— WORK REQUIRED —
Reproduce the data below word for word.

== Segment start ==

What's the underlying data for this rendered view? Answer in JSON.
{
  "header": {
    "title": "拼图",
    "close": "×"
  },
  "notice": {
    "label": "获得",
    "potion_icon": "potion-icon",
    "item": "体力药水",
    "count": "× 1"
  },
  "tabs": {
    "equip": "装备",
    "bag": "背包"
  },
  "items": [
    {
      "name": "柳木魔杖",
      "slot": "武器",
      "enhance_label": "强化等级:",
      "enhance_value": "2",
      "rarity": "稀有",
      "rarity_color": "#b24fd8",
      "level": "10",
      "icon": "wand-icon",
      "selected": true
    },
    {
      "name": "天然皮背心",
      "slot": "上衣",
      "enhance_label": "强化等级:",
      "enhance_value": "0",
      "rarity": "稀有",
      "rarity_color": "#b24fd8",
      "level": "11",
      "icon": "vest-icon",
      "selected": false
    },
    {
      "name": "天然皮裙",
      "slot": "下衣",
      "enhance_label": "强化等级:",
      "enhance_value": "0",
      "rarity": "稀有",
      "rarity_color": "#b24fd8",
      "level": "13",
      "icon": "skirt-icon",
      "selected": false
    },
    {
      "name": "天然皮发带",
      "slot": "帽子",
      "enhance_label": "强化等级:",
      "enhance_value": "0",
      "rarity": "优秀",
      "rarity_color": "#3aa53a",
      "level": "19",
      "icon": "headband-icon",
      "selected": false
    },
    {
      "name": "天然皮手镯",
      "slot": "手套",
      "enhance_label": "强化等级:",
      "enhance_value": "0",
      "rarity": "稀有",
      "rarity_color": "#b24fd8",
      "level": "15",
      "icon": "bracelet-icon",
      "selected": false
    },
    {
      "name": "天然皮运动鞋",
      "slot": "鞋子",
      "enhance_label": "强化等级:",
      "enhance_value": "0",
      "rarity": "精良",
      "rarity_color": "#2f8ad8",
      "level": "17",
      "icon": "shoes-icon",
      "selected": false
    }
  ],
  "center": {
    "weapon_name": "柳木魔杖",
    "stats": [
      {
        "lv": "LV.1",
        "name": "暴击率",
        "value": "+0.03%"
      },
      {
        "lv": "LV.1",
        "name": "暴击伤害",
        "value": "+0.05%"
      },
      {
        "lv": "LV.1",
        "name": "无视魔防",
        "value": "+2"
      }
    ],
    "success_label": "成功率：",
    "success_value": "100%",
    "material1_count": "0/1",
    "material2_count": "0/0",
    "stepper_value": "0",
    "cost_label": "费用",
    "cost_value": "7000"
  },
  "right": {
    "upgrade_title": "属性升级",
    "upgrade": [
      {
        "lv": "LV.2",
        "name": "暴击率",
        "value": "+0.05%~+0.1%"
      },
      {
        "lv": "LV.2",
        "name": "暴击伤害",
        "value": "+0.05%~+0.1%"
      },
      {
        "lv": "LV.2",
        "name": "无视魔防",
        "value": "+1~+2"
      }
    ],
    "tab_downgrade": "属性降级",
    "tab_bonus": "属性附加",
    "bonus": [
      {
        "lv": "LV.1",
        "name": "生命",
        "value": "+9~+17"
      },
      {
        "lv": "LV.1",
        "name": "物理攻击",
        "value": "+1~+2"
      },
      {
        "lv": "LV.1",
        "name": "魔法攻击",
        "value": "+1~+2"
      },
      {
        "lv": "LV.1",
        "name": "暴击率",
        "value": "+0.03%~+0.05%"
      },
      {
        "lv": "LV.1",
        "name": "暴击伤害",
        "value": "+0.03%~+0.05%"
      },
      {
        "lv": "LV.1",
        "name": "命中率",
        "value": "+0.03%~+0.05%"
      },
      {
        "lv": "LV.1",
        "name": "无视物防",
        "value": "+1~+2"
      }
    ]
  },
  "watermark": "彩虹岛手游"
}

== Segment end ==

— RESPONSE BELOW —
What's the underlying data for this rendered view? Answer in JSON.
{
  "header": {
    "title": "拼图",
    "close": "×"
  },
  "notice": {
    "label": "获得",
    "potion_icon": "potion-icon",
    "item": "体力药水",
    "count": "× 1"
  },
  "tabs": {
    "equip": "装备",
    "bag": "背包"
  },
  "items": [
    {
      "name": "柳木魔杖",
      "slot": "武器",
      "enhance_label": "强化等级:",
      "enhance_value": "2",
      "rarity": "稀有",
      "rarity_color": "#b24fd8",
      "level": "10",
      "icon": "wand-icon",
      "selected": true
    },
    {
      "name": "天然皮背心",
      "slot": "上衣",
      "enhance_label": "强化等级:",
      "enhance_value": "0",
      "rarity": "稀有",
      "rarity_color": "#b24fd8",
      "level": "11",
      "icon": "vest-icon",
      "selected": false
    },
    {
      "name": "天然皮裙",
      "slot": "下衣",
      "enhance_label": "强化等级:",
      "enhance_value": "0",
      "rarity": "稀有",
      "rarity_color": "#b24fd8",
      "level": "13",
      "icon": "skirt-icon",
      "selected": false
    },
    {
      "name": "天然皮发带",
      "slot": "帽子",
      "enhance_label": "强化等级:",
      "enhance_value": "0",
      "rarity": "优秀",
      "rarity_color": "#3aa53a",
      "level": "19",
      "icon": "headband-icon",
      "selected": false
    },
    {
      "name": "天然皮手镯",
      "slot": "手套",
      "enhance_label": "强化等级:",
      "enhance_value": "0",
      "rarity": "稀有",
      "rarity_color": "#b24fd8",
      "level": "15",
      "icon": "bracelet-icon",
      "selected": false
    },
    {
      "name": "天然皮运动鞋",
      "slot": "鞋子",
      "enhance_label": "强化等级:",
      "enhance_value": "0",
      "rarity": "精良",
      "rarity_color": "#2f8ad8",
      "level": "17",
      "icon": "shoes-icon",
      "selected": false
    }
  ],
  "center": {
    "weapon_name": "柳木魔杖",
    "stats": [
      {
        "lv": "LV.1",
        "name": "暴击率",
        "value": "+0.03%"
      },
      {
        "lv": "LV.1",
        "name": "暴击伤害",
        "value": "+0.05%"
      },
      {
        "lv": "LV.1",
        "name": "无视魔防",
        "value": "+2"
      }
    ],
    "success_label": "成功率：",
    "success_value": "100%",
    "material1_count": "0/1",
    "material2_count": "0/0",
    "stepper_value": "0",
    "cost_label": "费用",
    "cost_value": "7000"
  },
  "right": {
    "upgrade_title": "属性升级",
    "upgrade": [
      {
        "lv": "LV.2",
        "name": "暴击率",
        "value": "+0.05%~+0.1%"
      },
      {
        "lv": "LV.2",
        "name": "暴击伤害",
        "value": "+0.05%~+0.1%"
      },
      {
        "lv": "LV.2",
        "name": "无视魔防",
        "value": "+1~+2"
      }
    ],
    "tab_downgrade": "属性降级",
    "tab_bonus": "属性附加",
    "bonus": [
      {
        "lv": "LV.1",
        "name": "生命",
        "value": "+9~+17"
      },
      {
        "lv": "LV.1",
        "name": "物理攻击",
        "value": "+1~+2"
      },
      {
        "lv": "LV.1",
        "name": "魔法攻击",
        "value": "+1~+2"
      },
      {
        "lv": "LV.1",
        "name": "暴击率",
        "value": "+0.03%~+0.05%"
      },
      {
        "lv": "LV.1",
        "name": "暴击伤害",
        "value": "+0.03%~+0.05%"
      },
      {
        "lv": "LV.1",
        "name": "命中率",
        "value": "+0.03%~+0.05%"
      },
      {
        "lv": "LV.1",
        "name": "无视物防",
        "value": "+1~+2"
      }
    ]
  },
  "watermark": "彩虹岛手游"
}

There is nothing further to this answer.